The venture of vast snow-covered scenery by people with disabilities is hugely challenging, with safety and stability to be put first and foremost. However, with determination and a little innovation, a handicap or disability can be easily overcome in order to have the same winter sports fun as everyone else on the piste. So what’s available?
Depending on your disability and your requirements, there are several variations on the standard ski. For example, the dual-ski pilot involves you being seated on an articulated seat, on top of dual short skis, pushed and directed by a pilot, who doesn’t have to be specially trained, just a confident enough skier to ‘pilot’ you down the run.
The Kartski is another alternative, offering skiers the opportunity to ski independently with the use of their upper arms but do not have enough balance for skiing. The skier sits on a harnessed seat and steers the Kartski with handles on each side for navigation and braking.
The Uniski and Dualski are also both different variations on the sit-ski, and are similar to the pilot and the Kartski. As the names would suggest, the Uniski only have one ski, whereas the Dualski has two, and the skier uses ski poles to gain speed and change direction.
Adaptive snowboarding refers to a modified version of the original snowboarding sport, with changes in rules, equipment and some technical specifications which allow people with physical disabilities to participate in both recreational and competitive snowboarding.

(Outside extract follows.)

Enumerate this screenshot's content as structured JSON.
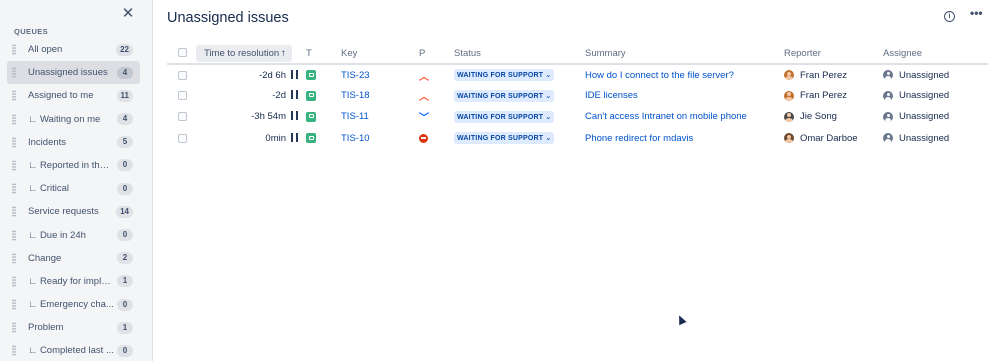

It involves an ‘outrigger’, a board with a handle attached for balance, and sometimes a pilot, but the adaptive snowboarding equipment depends entirely on the ingenuity and creativity of the specialist instructors at the resort, many who customise their own equipment in order to provide for those with disabilities.Appropriate equipment is ability-oriented and based on whether a student has sufficient balance and strength to ride vertically.